_Exercise instructions_:
Line by line, set down all the data below exactly, omitting any picture.

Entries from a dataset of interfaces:

-.-.-

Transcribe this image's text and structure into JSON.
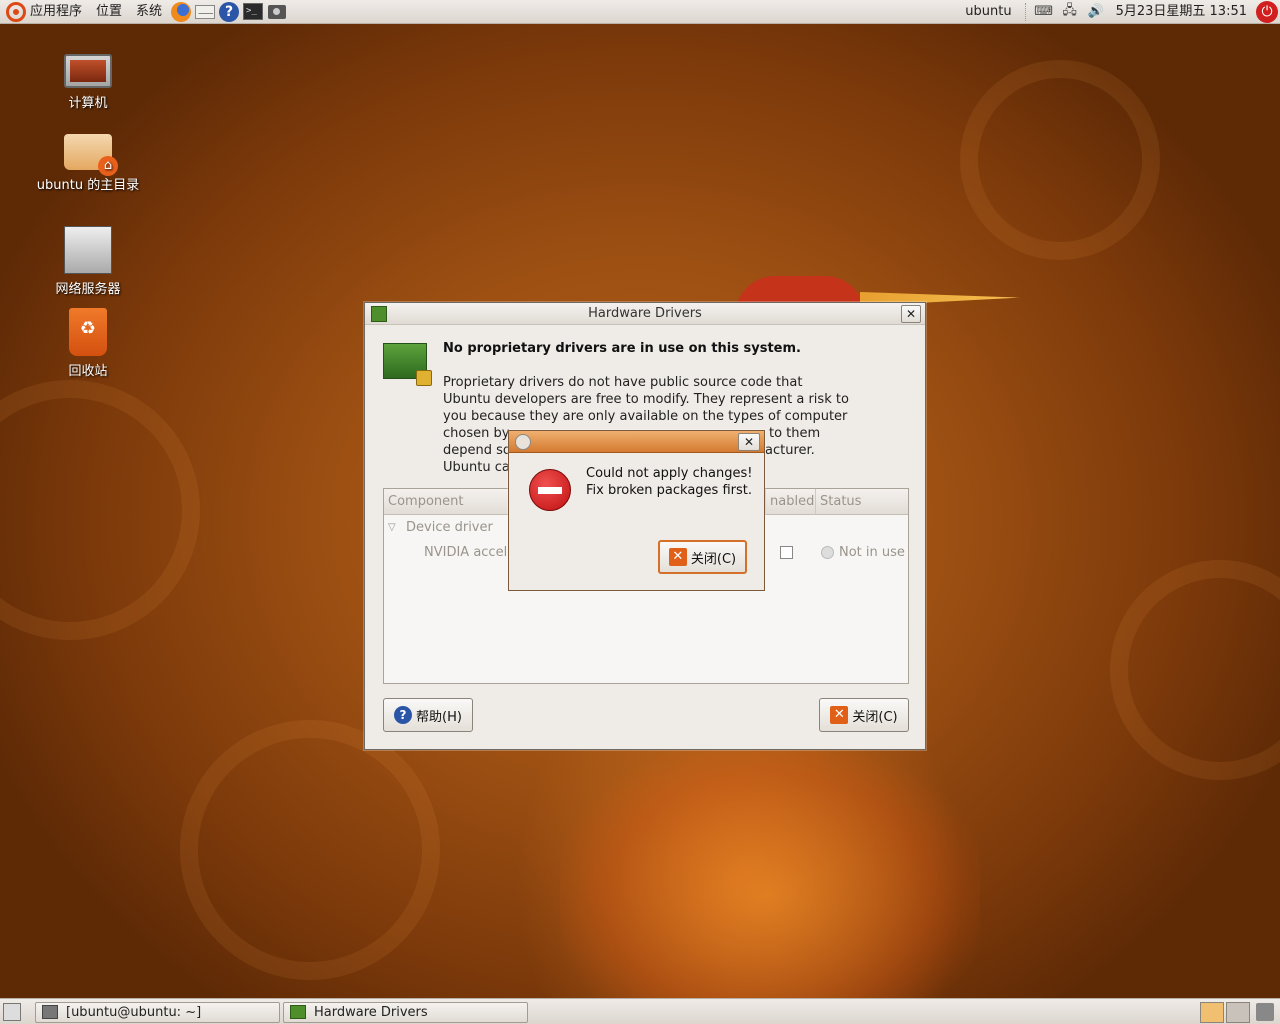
{
  "top_panel": {
    "menus": [
      "应用程序",
      "位置",
      "系统"
    ],
    "user": "ubuntu",
    "datetime": "5月23日星期五 13:51"
  },
  "desktop_icons": [
    {
      "label": "计算机"
    },
    {
      "label": "ubuntu 的主目录"
    },
    {
      "label": "网络服务器"
    },
    {
      "label": "回收站"
    }
  ],
  "hw_dialog": {
    "title": "Hardware Drivers",
    "heading": "No proprietary drivers are in use on this system.",
    "description_lines": [
      "Proprietary drivers do not have public source code that",
      "Ubuntu developers are free to modify. They represent a risk to",
      "you because they are only available on the types of computer",
      "chosen by",
      "depend so",
      "Ubuntu ca"
    ],
    "description_tail": [
      " to them",
      "acturer."
    ],
    "columns": {
      "component": "Component",
      "enabled": "nabled",
      "status": "Status"
    },
    "tree": {
      "group": "Device driver",
      "item": "NVIDIA accele",
      "item_status": "Not in use"
    },
    "help_label": "帮助(H)",
    "close_label": "关闭(C)"
  },
  "error_dialog": {
    "line1": "Could not apply changes!",
    "line2": "Fix broken packages first.",
    "close_label": "关闭(C)"
  },
  "taskbar": {
    "tasks": [
      "[ubuntu@ubuntu: ~]",
      "Hardware Drivers"
    ]
  },
  "colors": {
    "ubuntu_orange": "#dd4814",
    "panel_bg": "#e6e1db",
    "dialog_bg": "#efebe7"
  }
}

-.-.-

_Reply_:
Transcribe this image's text and structure into JSON.
{
  "top_panel": {
    "menus": [
      "应用程序",
      "位置",
      "系统"
    ],
    "user": "ubuntu",
    "datetime": "5月23日星期五 13:51"
  },
  "desktop_icons": [
    {
      "label": "计算机"
    },
    {
      "label": "ubuntu 的主目录"
    },
    {
      "label": "网络服务器"
    },
    {
      "label": "回收站"
    }
  ],
  "hw_dialog": {
    "title": "Hardware Drivers",
    "heading": "No proprietary drivers are in use on this system.",
    "description_lines": [
      "Proprietary drivers do not have public source code that",
      "Ubuntu developers are free to modify. They represent a risk to",
      "you because they are only available on the types of computer",
      "chosen by",
      "depend so",
      "Ubuntu ca"
    ],
    "description_tail": [
      " to them",
      "acturer."
    ],
    "columns": {
      "component": "Component",
      "enabled": "nabled",
      "status": "Status"
    },
    "tree": {
      "group": "Device driver",
      "item": "NVIDIA accele",
      "item_status": "Not in use"
    },
    "help_label": "帮助(H)",
    "close_label": "关闭(C)"
  },
  "error_dialog": {
    "line1": "Could not apply changes!",
    "line2": "Fix broken packages first.",
    "close_label": "关闭(C)"
  },
  "taskbar": {
    "tasks": [
      "[ubuntu@ubuntu: ~]",
      "Hardware Drivers"
    ]
  },
  "colors": {
    "ubuntu_orange": "#dd4814",
    "panel_bg": "#e6e1db",
    "dialog_bg": "#efebe7"
  }
}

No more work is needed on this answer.